What is assessment?
The Glossary of Educational Reform defines assessment as "the wide variety of methods or tools that educators use to evaluate, measure, and document the academic readiness, learning progress, skill acquisition, or educational needs of students" (2015, edglossary.org). While this does include paper and pencil quizzes and tests, it also includes: projects, presentations, essays, research papers, performance of a task, conversations, and so on.
Types of Assessments
There are 2 main types of assessments: formative and summative.
Formative: ongoing assessments in order to give students' feedback about learning and guide teacher instruction
Summative: end of learning assessments to determine students' mastery of standards often as evidence toward a grade
“When the cook tastes the soup, that’s formative. When the guests, taste the soup, that’s summative.” -Robert Stake
Assessment to Fill Missed Learning Gaps
As part of the Return to Learn Plan the district will be using mulitple pieces of information to meet student needs. The focus will be on moving students foward in learning grade-level standards by filling gaps in prior grade-level learning just in time. This means working with students to gain the essential skills needed to access current grade-level content.
Types of data used:
- information from the previous year's teacher
- pre-test data about student knowledge on essential prior grade-level skills needed for the current learning
- screener assessment data to show reading, writing, and math proficiency
Possible responses to data:
- classroom activities to meet student needs (reteaching, extra practice, tutorials, etc.)
- whole class lessons
- targeted intervention during WIN time or Pride Hour
- In the state of Iowa all students grades 3 through 11 are required to take the Iowa Assessment of Student Progress or ISASP each spring. This test is a summative assessment that indicates whether or not the student is proficient (meeting adequate competency) on the Iowa Core Standards of reading, writing, and mathematics. Students in grades 5, 8, and 10 are also tested in science.
- Students in grades K through 8 also take a universal screener test called the Formative Assessment System for Teachers or FAST in the fall, winter, and spring. The purpose of these tests is to inform teachers, students, and families whether or not students are making adequate progress toward the Iowa Core Standards in reading and mathematics. This allows teachers to target interventions for students that are at risk of not meeting proficiency on the ISASP in the spring to the specific needs of the student. Teachers then track student progress with the intervention and change the intervention strategy, if the data shows the original intervention is not working for the student. The goal is success for all students.
ISASP Scoring Descriptions
A student's overall performance is described as Advanced (A), Proficient (P), or Not-Yet Proficient (N). The range of scores for each performance level are listed on the ISASP website linked below for each subject area and grade level. These score ranges will remain the same from year to year.

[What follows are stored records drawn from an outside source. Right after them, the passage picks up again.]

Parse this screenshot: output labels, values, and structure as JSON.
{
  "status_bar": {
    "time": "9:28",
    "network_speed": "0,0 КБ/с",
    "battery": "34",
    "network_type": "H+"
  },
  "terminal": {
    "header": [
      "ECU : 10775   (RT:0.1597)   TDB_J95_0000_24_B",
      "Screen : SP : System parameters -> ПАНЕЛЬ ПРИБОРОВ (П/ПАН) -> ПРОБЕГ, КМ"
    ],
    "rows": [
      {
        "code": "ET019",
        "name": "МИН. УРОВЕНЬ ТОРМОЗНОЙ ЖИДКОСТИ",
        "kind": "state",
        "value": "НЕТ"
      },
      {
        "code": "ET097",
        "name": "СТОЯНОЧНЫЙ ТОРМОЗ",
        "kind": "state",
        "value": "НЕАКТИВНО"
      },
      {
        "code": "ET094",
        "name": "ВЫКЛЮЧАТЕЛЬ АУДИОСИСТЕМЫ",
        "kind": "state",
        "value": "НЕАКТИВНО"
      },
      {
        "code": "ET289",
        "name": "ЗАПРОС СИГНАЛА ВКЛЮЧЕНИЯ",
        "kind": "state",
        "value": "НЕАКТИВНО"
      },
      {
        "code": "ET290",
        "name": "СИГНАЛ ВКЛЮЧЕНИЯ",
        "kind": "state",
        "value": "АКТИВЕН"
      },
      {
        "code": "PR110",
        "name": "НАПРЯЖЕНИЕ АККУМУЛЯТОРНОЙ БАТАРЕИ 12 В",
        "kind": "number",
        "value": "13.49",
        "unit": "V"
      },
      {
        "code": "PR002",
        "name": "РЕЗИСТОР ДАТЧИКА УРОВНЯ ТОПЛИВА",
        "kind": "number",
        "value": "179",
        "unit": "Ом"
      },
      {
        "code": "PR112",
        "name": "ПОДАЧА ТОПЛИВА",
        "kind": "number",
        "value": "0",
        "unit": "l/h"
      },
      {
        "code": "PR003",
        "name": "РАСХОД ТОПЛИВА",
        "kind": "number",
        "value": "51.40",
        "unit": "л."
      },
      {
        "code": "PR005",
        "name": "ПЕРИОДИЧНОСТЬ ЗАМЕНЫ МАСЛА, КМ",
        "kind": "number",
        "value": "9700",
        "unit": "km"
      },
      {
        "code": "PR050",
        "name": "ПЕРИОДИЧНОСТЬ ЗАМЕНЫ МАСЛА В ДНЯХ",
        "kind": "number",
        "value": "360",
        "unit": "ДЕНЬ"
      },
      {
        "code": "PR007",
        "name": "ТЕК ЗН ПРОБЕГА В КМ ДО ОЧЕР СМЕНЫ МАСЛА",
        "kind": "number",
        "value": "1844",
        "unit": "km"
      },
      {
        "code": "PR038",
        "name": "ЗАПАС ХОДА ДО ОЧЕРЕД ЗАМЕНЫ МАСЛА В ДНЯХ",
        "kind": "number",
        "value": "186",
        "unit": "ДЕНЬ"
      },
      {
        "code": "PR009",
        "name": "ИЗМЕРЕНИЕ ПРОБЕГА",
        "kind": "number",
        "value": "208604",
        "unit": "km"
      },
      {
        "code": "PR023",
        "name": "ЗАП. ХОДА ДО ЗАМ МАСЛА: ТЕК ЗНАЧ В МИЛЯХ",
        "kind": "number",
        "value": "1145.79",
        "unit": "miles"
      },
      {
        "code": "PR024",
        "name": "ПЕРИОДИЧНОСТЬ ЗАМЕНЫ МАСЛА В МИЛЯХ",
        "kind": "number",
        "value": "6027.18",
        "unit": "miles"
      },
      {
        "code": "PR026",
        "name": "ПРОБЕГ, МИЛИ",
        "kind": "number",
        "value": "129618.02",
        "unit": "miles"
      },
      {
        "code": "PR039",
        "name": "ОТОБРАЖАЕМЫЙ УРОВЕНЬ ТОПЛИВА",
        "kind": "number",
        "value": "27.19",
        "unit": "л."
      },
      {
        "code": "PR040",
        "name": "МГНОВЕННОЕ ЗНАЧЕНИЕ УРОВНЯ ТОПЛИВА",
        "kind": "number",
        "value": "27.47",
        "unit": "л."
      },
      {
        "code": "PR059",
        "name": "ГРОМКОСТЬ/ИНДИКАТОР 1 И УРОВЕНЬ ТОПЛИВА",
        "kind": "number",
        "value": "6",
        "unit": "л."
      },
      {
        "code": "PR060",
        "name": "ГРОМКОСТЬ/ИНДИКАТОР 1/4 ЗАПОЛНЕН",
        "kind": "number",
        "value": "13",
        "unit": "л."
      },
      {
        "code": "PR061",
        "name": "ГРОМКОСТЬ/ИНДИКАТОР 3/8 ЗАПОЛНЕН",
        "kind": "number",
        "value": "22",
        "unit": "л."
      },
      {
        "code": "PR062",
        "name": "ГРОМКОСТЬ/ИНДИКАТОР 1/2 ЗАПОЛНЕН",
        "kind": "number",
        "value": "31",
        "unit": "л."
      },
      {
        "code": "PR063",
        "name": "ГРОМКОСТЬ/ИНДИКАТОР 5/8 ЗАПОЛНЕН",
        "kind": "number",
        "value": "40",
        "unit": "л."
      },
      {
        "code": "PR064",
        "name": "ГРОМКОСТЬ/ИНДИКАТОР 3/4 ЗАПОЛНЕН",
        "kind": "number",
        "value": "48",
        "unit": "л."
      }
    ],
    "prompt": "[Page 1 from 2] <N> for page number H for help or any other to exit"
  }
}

* Please direct any questions about your student's scores to the classroom teacher, building principal, or curriculum director.